The monologue is short under two minutes and exemplifies elements 1-6 and 8 of Monologue Writing 101. The night prior to the monologue Walt's son, Walt Jr., had come to his father's condo to check if everything was alright, because Walt had missed Walt Jr.'s 16th birthday celebration. Walt Jr. finds his father looking beat up, Walt's been in a fight, and drunk. In his drunken weakened state Walt had spoken briefly to his son and then passed out. The monologue takes place the next morning.
In the monologue Walt shares the story of his one real memory of his own father, who died of Huntington's disease when Walt was very young. Walt's memory is of a father who was very sick, barely hanging onto life, who could no longer speak, and who may no longer even have fully recognized him. Walt's only real memory of his father is of a shell of a man. Walt wants his own son, Walt Jr., to remember him at his best. Walt does not want Walt Jr. to remember him the way he was the night before; drunk, beaten, incoherent.

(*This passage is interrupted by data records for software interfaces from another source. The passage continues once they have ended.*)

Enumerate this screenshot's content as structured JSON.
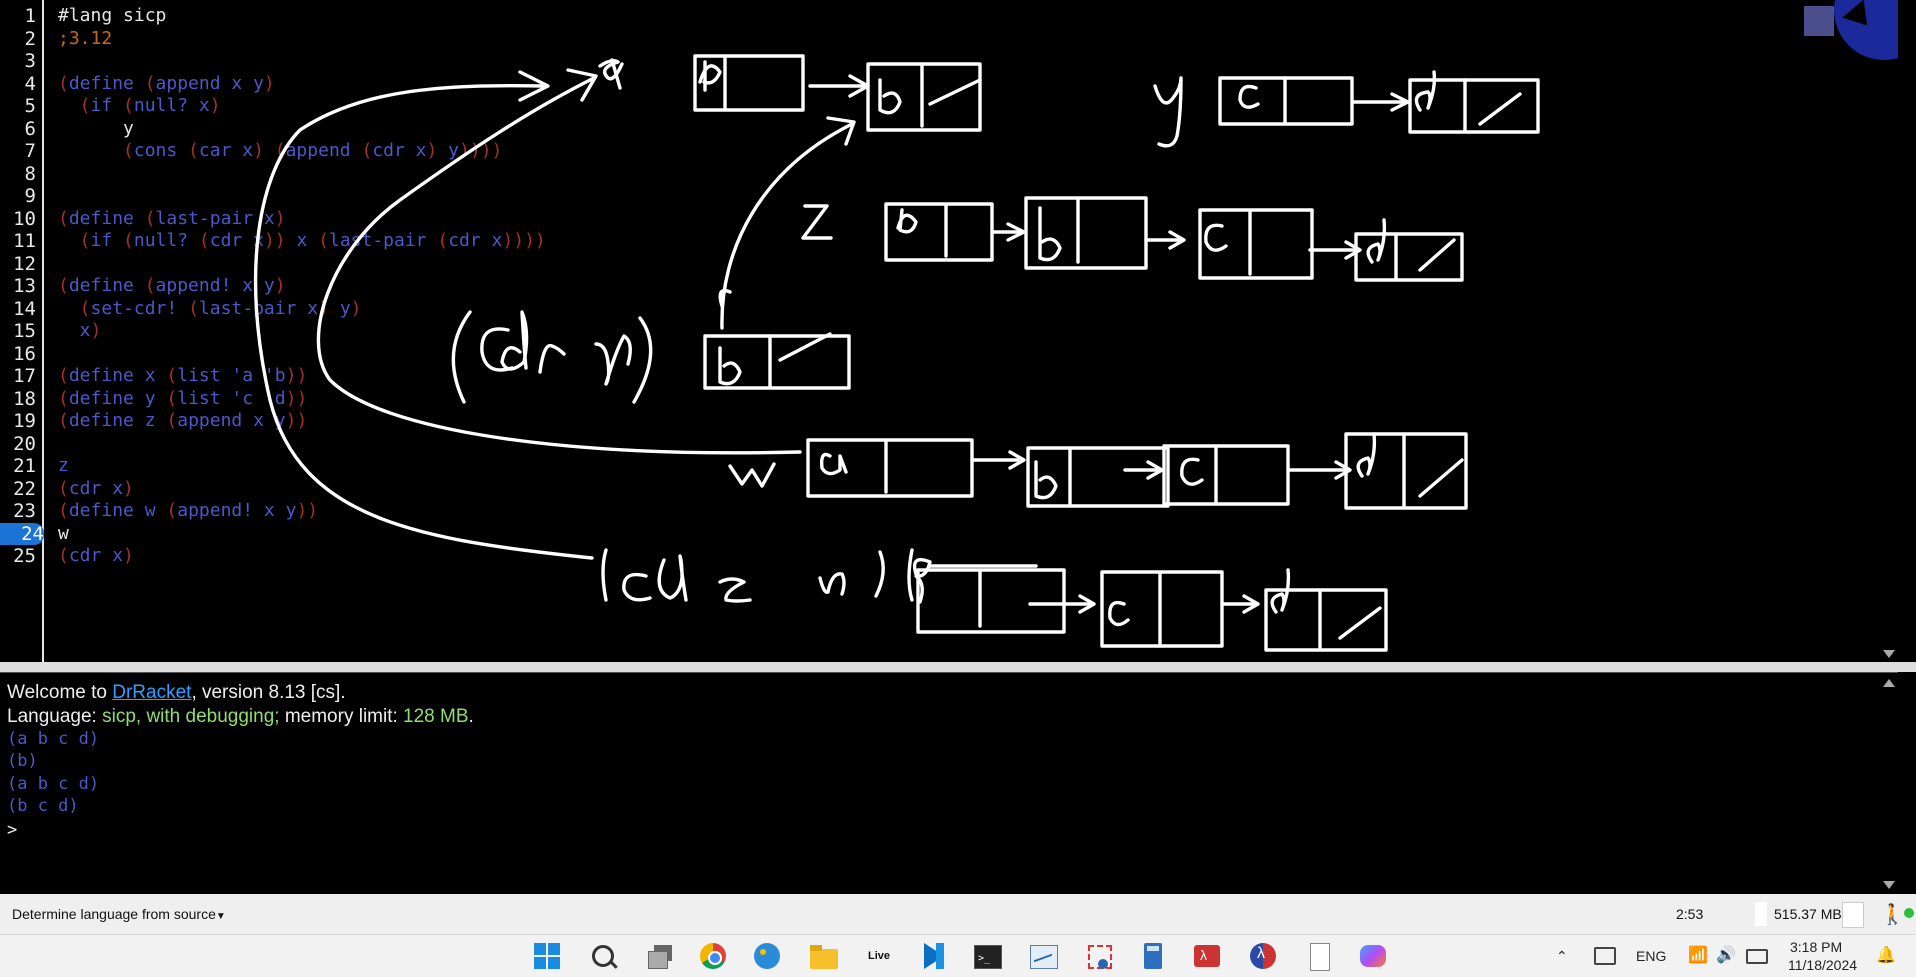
{
  "editor": {
    "active_line": 24,
    "lines": [
      {
        "n": "1",
        "tokens": [
          {
            "t": "#lang sicp",
            "c": "text"
          }
        ]
      },
      {
        "n": "2",
        "tokens": [
          {
            "t": ";3.12",
            "c": "comment"
          }
        ]
      },
      {
        "n": "3",
        "tokens": []
      },
      {
        "n": "4",
        "tokens": [
          {
            "t": "(",
            "c": "paren"
          },
          {
            "t": "define ",
            "c": "kw"
          },
          {
            "t": "(",
            "c": "paren"
          },
          {
            "t": "append x y",
            "c": "kw"
          },
          {
            "t": ")",
            "c": "paren"
          }
        ]
      },
      {
        "n": "5",
        "tokens": [
          {
            "t": "  (",
            "c": "paren"
          },
          {
            "t": "if ",
            "c": "kw"
          },
          {
            "t": "(",
            "c": "paren"
          },
          {
            "t": "null? x",
            "c": "kw"
          },
          {
            "t": ")",
            "c": "paren"
          }
        ]
      },
      {
        "n": "6",
        "tokens": [
          {
            "t": "      y",
            "c": "text"
          }
        ]
      },
      {
        "n": "7",
        "tokens": [
          {
            "t": "      (",
            "c": "paren"
          },
          {
            "t": "cons ",
            "c": "kw"
          },
          {
            "t": "(",
            "c": "paren"
          },
          {
            "t": "car x",
            "c": "kw"
          },
          {
            "t": ") (",
            "c": "paren"
          },
          {
            "t": "append ",
            "c": "kw"
          },
          {
            "t": "(",
            "c": "paren"
          },
          {
            "t": "cdr x",
            "c": "kw"
          },
          {
            "t": ") ",
            "c": "paren"
          },
          {
            "t": "y",
            "c": "kw"
          },
          {
            "t": "))))",
            "c": "paren"
          }
        ]
      },
      {
        "n": "8",
        "tokens": []
      },
      {
        "n": "9",
        "tokens": []
      },
      {
        "n": "10",
        "tokens": [
          {
            "t": "(",
            "c": "paren"
          },
          {
            "t": "define ",
            "c": "kw"
          },
          {
            "t": "(",
            "c": "paren"
          },
          {
            "t": "last-pair x",
            "c": "kw"
          },
          {
            "t": ")",
            "c": "paren"
          }
        ]
      },
      {
        "n": "11",
        "tokens": [
          {
            "t": "  (",
            "c": "paren"
          },
          {
            "t": "if ",
            "c": "kw"
          },
          {
            "t": "(",
            "c": "paren"
          },
          {
            "t": "null? ",
            "c": "kw"
          },
          {
            "t": "(",
            "c": "paren"
          },
          {
            "t": "cdr x",
            "c": "kw"
          },
          {
            "t": ")) ",
            "c": "paren"
          },
          {
            "t": "x ",
            "c": "kw"
          },
          {
            "t": "(",
            "c": "paren"
          },
          {
            "t": "last-pair ",
            "c": "kw"
          },
          {
            "t": "(",
            "c": "paren"
          },
          {
            "t": "cdr x",
            "c": "kw"
          },
          {
            "t": "))))",
            "c": "paren"
          }
        ]
      },
      {
        "n": "12",
        "tokens": []
      },
      {
        "n": "13",
        "tokens": [
          {
            "t": "(",
            "c": "paren"
          },
          {
            "t": "define ",
            "c": "kw"
          },
          {
            "t": "(",
            "c": "paren"
          },
          {
            "t": "append! x y",
            "c": "kw"
          },
          {
            "t": ")",
            "c": "paren"
          }
        ]
      },
      {
        "n": "14",
        "tokens": [
          {
            "t": "  (",
            "c": "paren"
          },
          {
            "t": "set-cdr! ",
            "c": "kw"
          },
          {
            "t": "(",
            "c": "paren"
          },
          {
            "t": "last-pair x",
            "c": "kw"
          },
          {
            "t": ") ",
            "c": "paren"
          },
          {
            "t": "y",
            "c": "kw"
          },
          {
            "t": ")",
            "c": "paren"
          }
        ]
      },
      {
        "n": "15",
        "tokens": [
          {
            "t": "  x",
            "c": "kw"
          },
          {
            "t": ")",
            "c": "paren"
          }
        ]
      },
      {
        "n": "16",
        "tokens": []
      },
      {
        "n": "17",
        "tokens": [
          {
            "t": "(",
            "c": "paren"
          },
          {
            "t": "define x ",
            "c": "kw"
          },
          {
            "t": "(",
            "c": "paren"
          },
          {
            "t": "list 'a 'b",
            "c": "kw"
          },
          {
            "t": "))",
            "c": "paren"
          }
        ]
      },
      {
        "n": "18",
        "tokens": [
          {
            "t": "(",
            "c": "paren"
          },
          {
            "t": "define y ",
            "c": "kw"
          },
          {
            "t": "(",
            "c": "paren"
          },
          {
            "t": "list 'c 'd",
            "c": "kw"
          },
          {
            "t": "))",
            "c": "paren"
          }
        ]
      },
      {
        "n": "19",
        "tokens": [
          {
            "t": "(",
            "c": "paren"
          },
          {
            "t": "define z ",
            "c": "kw"
          },
          {
            "t": "(",
            "c": "paren"
          },
          {
            "t": "append x y",
            "c": "kw"
          },
          {
            "t": "))",
            "c": "paren"
          }
        ]
      },
      {
        "n": "20",
        "tokens": []
      },
      {
        "n": "21",
        "tokens": [
          {
            "t": "z",
            "c": "kw"
          }
        ]
      },
      {
        "n": "22",
        "tokens": [
          {
            "t": "(",
            "c": "paren"
          },
          {
            "t": "cdr x",
            "c": "kw"
          },
          {
            "t": ")",
            "c": "paren"
          }
        ]
      },
      {
        "n": "23",
        "tokens": [
          {
            "t": "(",
            "c": "paren"
          },
          {
            "t": "define w ",
            "c": "kw"
          },
          {
            "t": "(",
            "c": "paren"
          },
          {
            "t": "append! x y",
            "c": "kw"
          },
          {
            "t": "))",
            "c": "paren"
          }
        ]
      },
      {
        "n": "24",
        "tokens": [
          {
            "t": "w",
            "c": "text"
          }
        ]
      },
      {
        "n": "25",
        "tokens": [
          {
            "t": "(",
            "c": "paren"
          },
          {
            "t": "cdr x",
            "c": "kw"
          },
          {
            "t": ")",
            "c": "paren"
          }
        ]
      }
    ]
  },
  "repl": {
    "welcome_prefix": "Welcome to ",
    "app_name": "DrRacket",
    "welcome_suffix": ", version 8.13 [cs].",
    "lang_prefix": "Language: ",
    "lang_name": "sicp, with debugging;",
    "mem_prefix": " memory limit: ",
    "mem_value": "128 MB",
    "mem_suffix": ".",
    "outputs": [
      "(a b c d)",
      "(b)",
      "(a b c d)",
      "(b c d)"
    ],
    "prompt": ">"
  },
  "status": {
    "language_menu": "Determine language from source",
    "position": "2:53",
    "memory": "515.37 MB"
  },
  "taskbar": {
    "apps": [
      "windows-start",
      "search",
      "task-view",
      "chrome",
      "paint",
      "file-explorer",
      "live",
      "vscode",
      "terminal",
      "resource-monitor",
      "snipping-tool",
      "calculator",
      "racket-red",
      "racket",
      "notepad",
      "copilot"
    ],
    "live_label": "Live",
    "lang": "ENG",
    "time": "3:18 PM",
    "date": "11/18/2024"
  },
  "colors": {
    "paren": "#a3302a",
    "keyword": "#4b58c8",
    "comment": "#c66a18",
    "active_line": "#1b73d6",
    "ink": "#ffffff"
  }
}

For actors auditioning for a dramatic role, who want to demonstrate they can achieve a layered, nuanced performance - this monologue delivers.
Per Monologue Writing 101, this monologue exemplifies the following elements:
Element 1: Walt has a strong desire for his son to have a positive memory of him. He wants his son to forget what he saw last night.
Element 2: Walt has at stake how his son sees and esteems him. As a father, Walt cares deeply how he will be remembered by his son when he is gone.
Element 3: Walt tries a few tactics to get his son to forget about his lapse in character. He apologizes to his son, he shows his son he feels ashamed, he uses self-deprecation, and finally he opens up about his own father. The memory he shares is something very personal that he has never told his son before.
Element 4: The opening of the monologue serves as an effective hook. It sets up the current state of the relationship dynamic and the want that the speaker has in that relationship. It pulls us in. We want to see if Walt will win over his son. "I wish I could take back last night. It was your birthday, this shouldn’t be on your mind. No it’s not okay, I’m your father and I don’t want last night to be…. I mean you, you really … you can’t think of me like …"
Element 5: The close of the monologue has a solid "button" ending. It effectively connects the past action from Walt's childhood back to the present action between Walt and Walt Jr. and to the strong character want established at the start of the monologue. By the end of the monologue, Walt's want has more weight and has engaged the empathy of Walt Jr. "That is the only real memory that I have of my father. I don’t want you to think of me the way I was last night. I don’t want that to be the memory you have of me when I’m gone."
Element 6: This is an excellent example of a monologue that engages the senses. Walt remembers the smell in hospital where he visited his father, the "stench of Lysol and bleach." He remembers seeing his father lying in bed "all twisted up." And he remembers the sound of his father breathing like "this rattling sound. Like if you were shaking an empty spray paint can. Like there was nothing in him."
Element 8: Past action is used to drive home the present want of the monologist. Walt uses his memory as a tactic to engage his son's empathy, to persuade his son. The author does a good job keeping past action tied to present action.
Here is one example from the monologue where Walt uses a specific detail from the past as a means to connect to his son in the present: "My mother would tell me so many stories about my father. I mean she would talk about him all the time. I knew about his personality, how he treated people, I even knew how he liked his steaks cooked. Medium rare, just like you."